In working with clients, I find that many clients attempt to move from goals to tactics to accomplish their goals. Doing so keeps them from succeeding.
There are 3 steps to accomplishing goals. If you omit one, you will increase your failure rate. Read more to discover each step and how they work together to help you succeed.
While clear goals may seem obvious, many leaders do not have clear goals. They have goals, but they are not clear.
Clear goals should be in writing. What precisely are you attempting to do? Can you describe your goals in a short sentence? The more concise and clear your goals are, the more likely you will achieve them.
Goals are your WHAT. For example, I want to increase my net profit from $500,000 to $850,000 during the next calendar year. That’s a precise goal. Notice it refers to “net income.” That means after paying all your expenses, you will have $850,000 left over. You have also given yourself 12 months to accomplish your goal. That’s your goal.
Once you set your goal, the temptation is to think about what tactics you will use to accomplish your goal. That’s a mistake. Before you move to tactics, you must plan.
Many people move from goals to tactics. That’s a big mistake. Think of tactics as your “TOOLS.” See Step # 3 to understand more.
You don’t want to choose your “tools” before you determine your plan. Think of building a treehouse for your children. Before you run out to Lowe’s or Home Depot to buy a bunch of tools, you must develop a plan to build the treehouse. Your plan is your BLUEPRINT. You can’t determine what tools you need until have a plan.
Skipping the planning stage will keep you from reaching your goal. Planning is often the hardest stage. You come up with an idea and immediately want to take action to get it done.
Don’t skip the planning stage. For example, if your goal is to increase your net profit from $500,000 to $850,000 over the next 12 months, how are you going to do this?
Developing a strategy or plan to accomplish your goal is super important. Until you have a plan, you are not ready to take action. Developing a plan requires deep thought.
Developing a plan might start with where you have the greatest potential to increase your profit. Do you have a product or service that produces higher margins of profitability?

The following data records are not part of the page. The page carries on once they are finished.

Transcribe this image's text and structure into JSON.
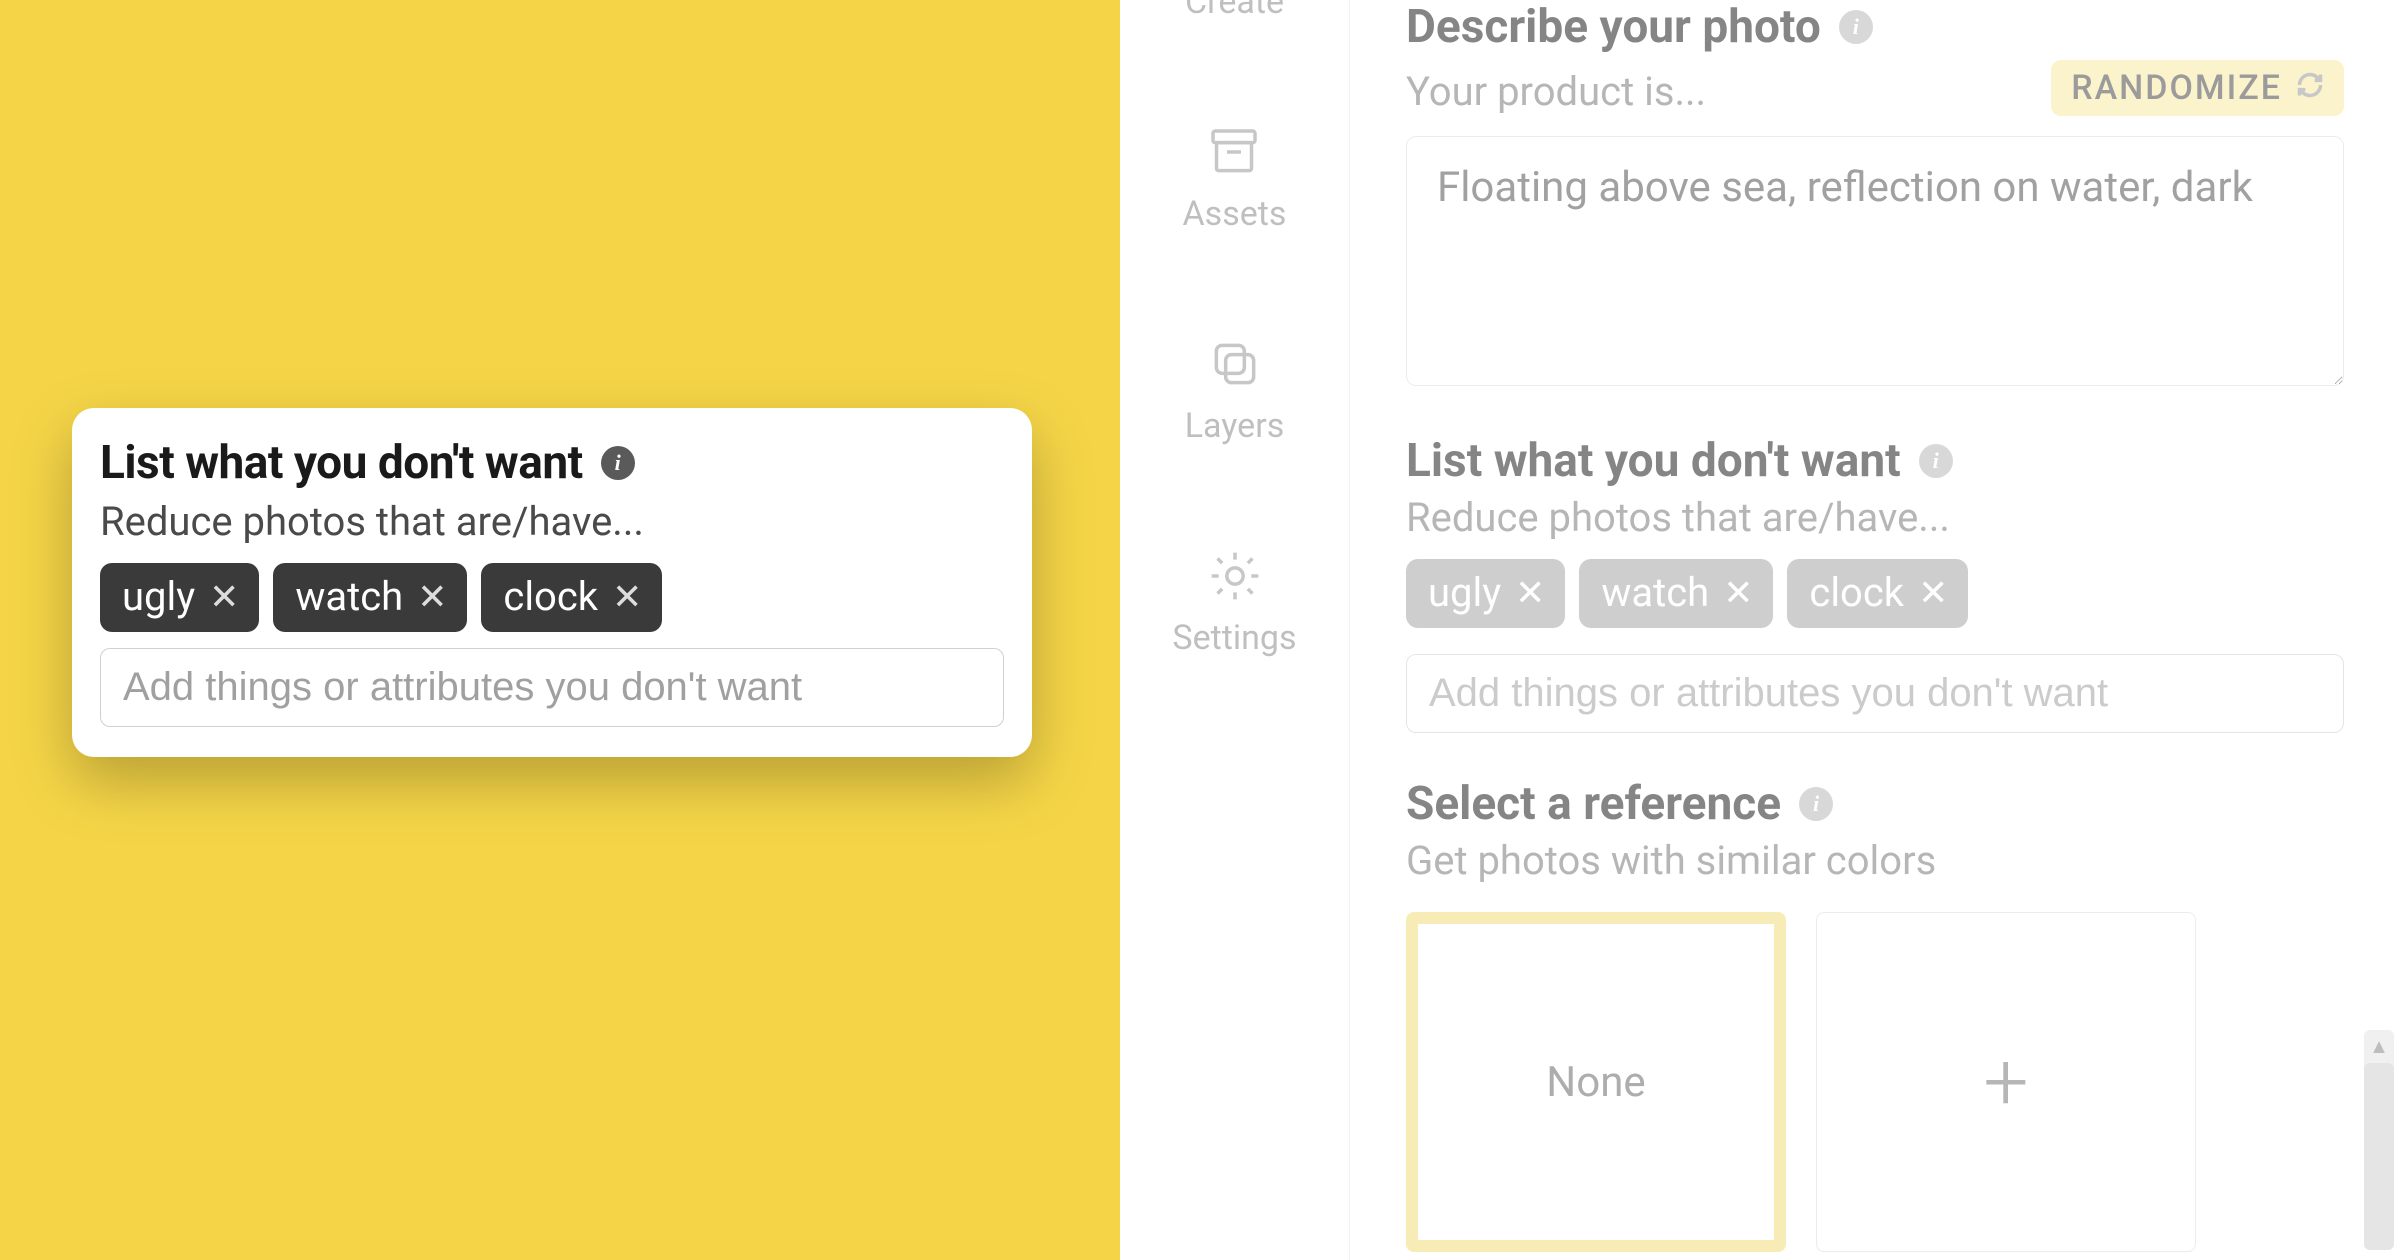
{
  "sidebar": {
    "create_label": "Create",
    "items": [
      {
        "label": "Assets",
        "icon": "archive-icon"
      },
      {
        "label": "Layers",
        "icon": "layers-icon"
      },
      {
        "label": "Settings",
        "icon": "gear-icon"
      }
    ]
  },
  "describe": {
    "heading": "Describe your photo",
    "subheading": "Your product is...",
    "randomize_label": "RANDOMIZE",
    "text": "Floating above sea, reflection on water, dark"
  },
  "negative": {
    "heading": "List what you don't want",
    "subheading": "Reduce photos that are/have...",
    "chips": [
      "ugly",
      "watch",
      "clock"
    ],
    "placeholder": "Add things or attributes you don't want"
  },
  "reference": {
    "heading": "Select a reference",
    "subheading": "Get photos with similar colors",
    "none_label": "None"
  },
  "callout": {
    "heading": "List what you don't want",
    "subheading": "Reduce photos that are/have...",
    "chips": [
      "ugly",
      "watch",
      "clock"
    ],
    "placeholder": "Add things or attributes you don't want"
  }
}
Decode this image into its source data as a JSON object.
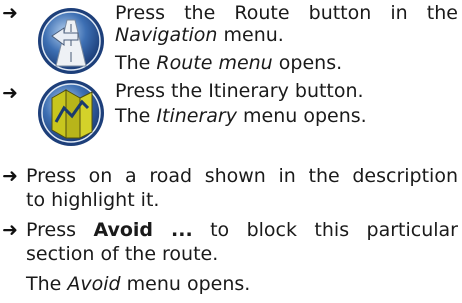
{
  "steps_icons": [
    {
      "icon": "route-button-icon",
      "line1": "Press the Route button in the",
      "line2_italic": "Navigation",
      "line2_rest": " menu.",
      "line3_pre": "The ",
      "line3_italic": "Route menu",
      "line3_post": " opens."
    },
    {
      "icon": "itinerary-button-icon",
      "line1": "Press the Itinerary button.",
      "line2_pre": "The ",
      "line2_italic": "Itinerary",
      "line2_post": " menu opens."
    }
  ],
  "steps": [
    {
      "line1": "Press on a road shown in the description",
      "line2": "to highlight it."
    },
    {
      "line1_pre": "Press ",
      "line1_bold": "Avoid ...",
      "line1_post": " to block this particular",
      "line2": "section of the route."
    }
  ],
  "result": {
    "pre": "The ",
    "italic": "Avoid",
    "post": " menu opens."
  },
  "arrow_glyph": "➜",
  "colors": {
    "icon_outer": "#1d3f7a",
    "icon_inner": "#3d6fb3",
    "icon_light": "#b7d2f0",
    "road": "#f2f2f2",
    "sign_yellow": "#c8c61e"
  }
}
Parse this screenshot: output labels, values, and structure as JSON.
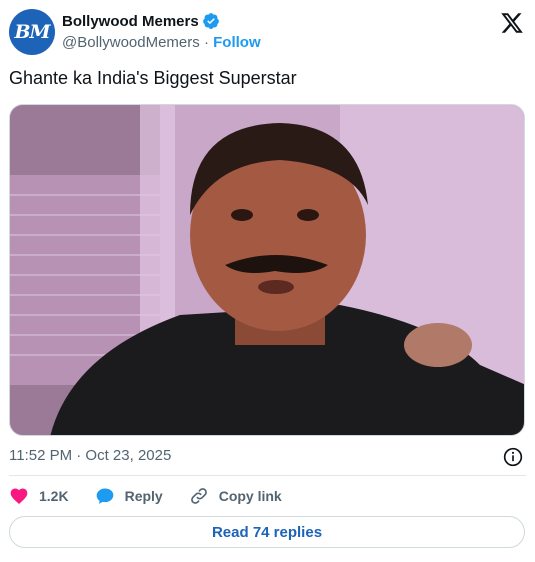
{
  "author": {
    "avatar_initials": "BM",
    "display_name": "Bollywood Memers",
    "handle": "@BollywoodMemers",
    "separator": "·",
    "follow_label": "Follow",
    "verified": true
  },
  "tweet": {
    "text": "Ghante ka India's Biggest Superstar",
    "timestamp": "11:52 PM · Oct 23, 2025"
  },
  "actions": {
    "like_count": "1.2K",
    "reply_label": "Reply",
    "copy_link_label": "Copy link"
  },
  "read_replies_label": "Read 74 replies",
  "colors": {
    "brand_blue": "#1d9bf0",
    "like_pink": "#f91880",
    "link_dark_blue": "#1d63b8",
    "text_secondary": "#536471"
  },
  "icons": [
    "verified-badge-icon",
    "x-logo-icon",
    "info-icon",
    "heart-icon",
    "reply-bubble-icon",
    "link-icon"
  ]
}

The tendency is to think that if I just work harder, I will reach my goal. Not necessarily. You can work harder at selling a service or product with smaller margins, only to discover that your net profitability did not increase that much.
I have a former client who was a handyman. He made himself available to clients to help with various needs in their homes. He shared with me his goal was to increase his income to $100,000 and work around 45 hours per week. As we talked, I asked what type of work he did that produced the most profit. He responded by saying, “Doing ceramic work.” He told me that if he did ceramic work, he could “make $1,000 per day.” After making sure he liked doing ceramic work and that he did well at ceramic work, he shifted his business from being a general handyman to focusing on bathroom and kitchen remodeling.
Shortly after our discussion, he bid on a bathroom remodel for $36,000. The project took a few weeks and netted him $25,000. Previously he would have made approximately $3,000-$5000 net by working the same amount of time. On his bathroom job, he made $25,000 net. Big difference!
Think of tactics as “TOOLS.” You can’t choose your tools until you determine your plan. Back to the treehouse. You don’t know what tools to buy until you draw up the plans to build the treehouse. Your plans will determine what to buy. You will need certain equipment and parts (lag screws, lumber size, saw, drill, etc.).
Tactics are areas such as marketing, sales, etc. Back to my handyman client. Once he determined he was going to shift to doing primarily ceramic work, he began to advertise his company for ceramic work. He became known as the “go to” guy for bathroom and kitchen remodels. His margins and profitability increased.
Remember that $36,000 bathroom remodel. That job was in an older section of a large city with nice homes that were beginning to show their age. I encouraged him to ask the homeowner if he could throw a party once the job was completed. She agreed to invite all her friends from the neighborhood to celebrate her bathroom renovation. From that celebration, he received 2 additional bathroom renovation jobs!
This approach is simple but not easy. Each step is important. It’s challenging to have clear goals. It’s time-consuming to establish a good plan. It’s challenging to choose the right tactics or “tools.”
Each step is important. Don’t shortchange yourself or your company by skipping over one of these steps. Work through each step to assure that you will accomplish what you want to do!
Dave Pennington PhD